**Assignment**
In the entries below, spot each line with the word "かすていら" and copy it.

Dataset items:
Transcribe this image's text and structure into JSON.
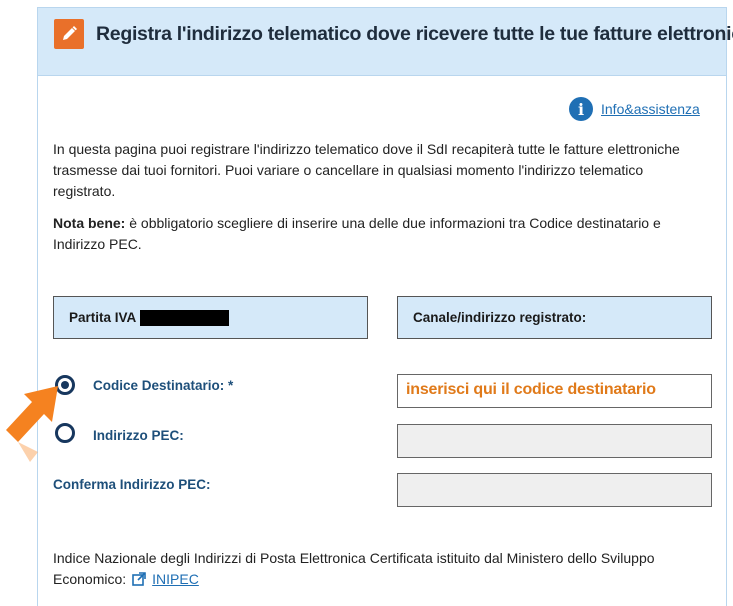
{
  "header": {
    "title": "Registra l'indirizzo telematico dove ricevere tutte le tue fatture elettroniche",
    "icon": "pencil-icon",
    "accent_color": "#e9702a"
  },
  "info_link": {
    "label": "Info&assistenza",
    "icon": "info-icon"
  },
  "intro": {
    "text": "In questa pagina puoi registrare l'indirizzo telematico dove il SdI recapiterà tutte le fatture elettroniche trasmesse dai tuoi fornitori. Puoi variare o cancellare in qualsiasi momento l'indirizzo telematico registrato."
  },
  "note": {
    "label": "Nota bene:",
    "text": " è obbligatorio scegliere di inserire una delle due informazioni tra Codice destinatario e Indirizzo PEC."
  },
  "boxes": {
    "partita_iva_label": "Partita IVA",
    "canale_label": "Canale/indirizzo registrato:"
  },
  "form": {
    "codice_label": "Codice Destinatario: *",
    "codice_value": "inserisci qui il codice destinatario",
    "codice_selected": true,
    "pec_label": "Indirizzo PEC:",
    "pec_value": "",
    "conferma_label": "Conferma Indirizzo PEC:",
    "conferma_value": ""
  },
  "footer": {
    "text": "Indice Nazionale degli Indirizzi di Posta Elettronica Certificata istituito dal Ministero dello Sviluppo Economico:",
    "link_label": "INIPEC",
    "link_icon": "external-link-icon"
  },
  "annotation": {
    "icon": "arrow-pointer-icon",
    "color": "#f58220"
  }
}
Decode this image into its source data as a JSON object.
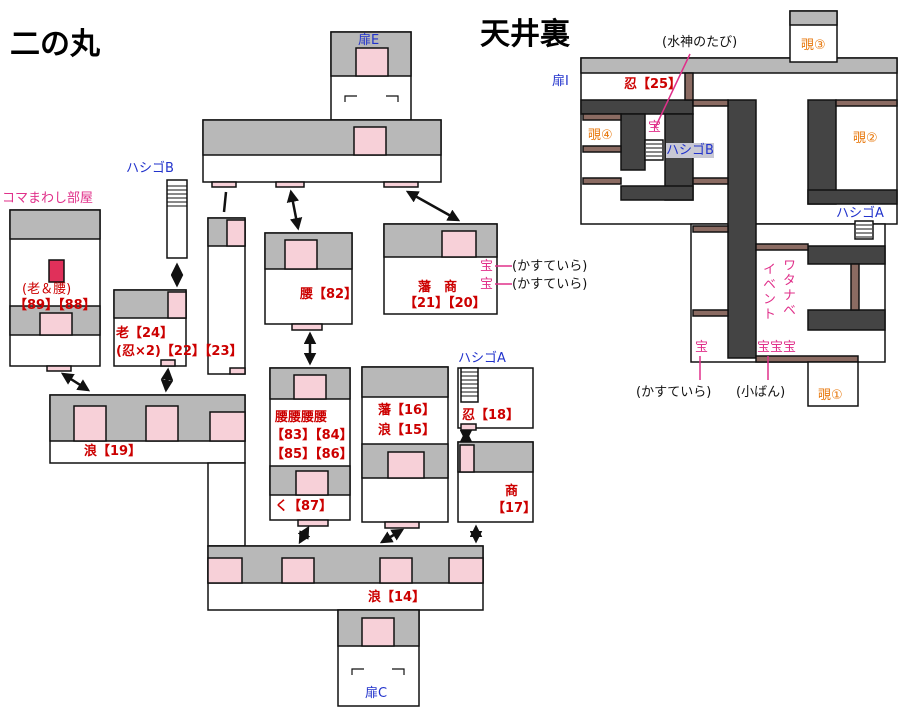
{
  "titles": {
    "left": "二の丸",
    "right": "天井裏"
  },
  "colors": {
    "room_fill": "#b8b8b8",
    "door_fill": "#f7d0d8",
    "dark_wall": "#444444",
    "brown_wall": "#8b6b62",
    "boss_marker": "#e0305a",
    "red": "#cc0000",
    "blue": "#2233cc",
    "pink": "#e0308a",
    "orange": "#e87a10"
  },
  "left": {
    "door_e": "扉E",
    "door_c": "扉C",
    "koma_room": "コマまわし部屋",
    "koma_a": "(老＆腰)",
    "koma_b": "【89】【88】",
    "hashigo_b": "ハシゴB",
    "hashigo_a": "ハシゴA",
    "ro24": "老【24】",
    "ro24b": "(忍×2)【22】【23】",
    "yoshi82": "腰【82】",
    "han": "藩　商",
    "han_n": "【21】【20】",
    "treasure1": "宝",
    "treasure1_note": "(かすていら)",
    "treasure2": "宝",
    "treasure2_note": "(かすていら)",
    "koshi_a": "腰腰腰腰",
    "koshi_b": "【83】【84】",
    "koshi_c": "【85】【86】",
    "ku87": "く【87】",
    "han16": "藩【16】",
    "ro15": "浪【15】",
    "nin18": "忍【18】",
    "sho": "商",
    "sho17": "【17】",
    "ro19": "浪【19】",
    "ro14": "浪【14】"
  },
  "right": {
    "door_i": "扉I",
    "nin25": "忍【25】",
    "suijin": "(水神のたび)",
    "nozoki1": "覗①",
    "nozoki2": "覗②",
    "nozoki3": "覗③",
    "nozoki4": "覗④",
    "treasure_top": "宝",
    "hashigo_b": "ハシゴB",
    "hashigo_a": "ハシゴA",
    "watanabe": "ワタナベ",
    "event": "イベント",
    "treasure_bottom": "宝",
    "treasure_trio": "宝宝宝",
    "kasutera": "(かすていら)",
    "koban": "(小ばん)"
  }
}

**The answer**
    "treasure1_note": "(かすていら)",
    "treasure2_note": "(かすていら)",
    "kasutera": "(かすていら)",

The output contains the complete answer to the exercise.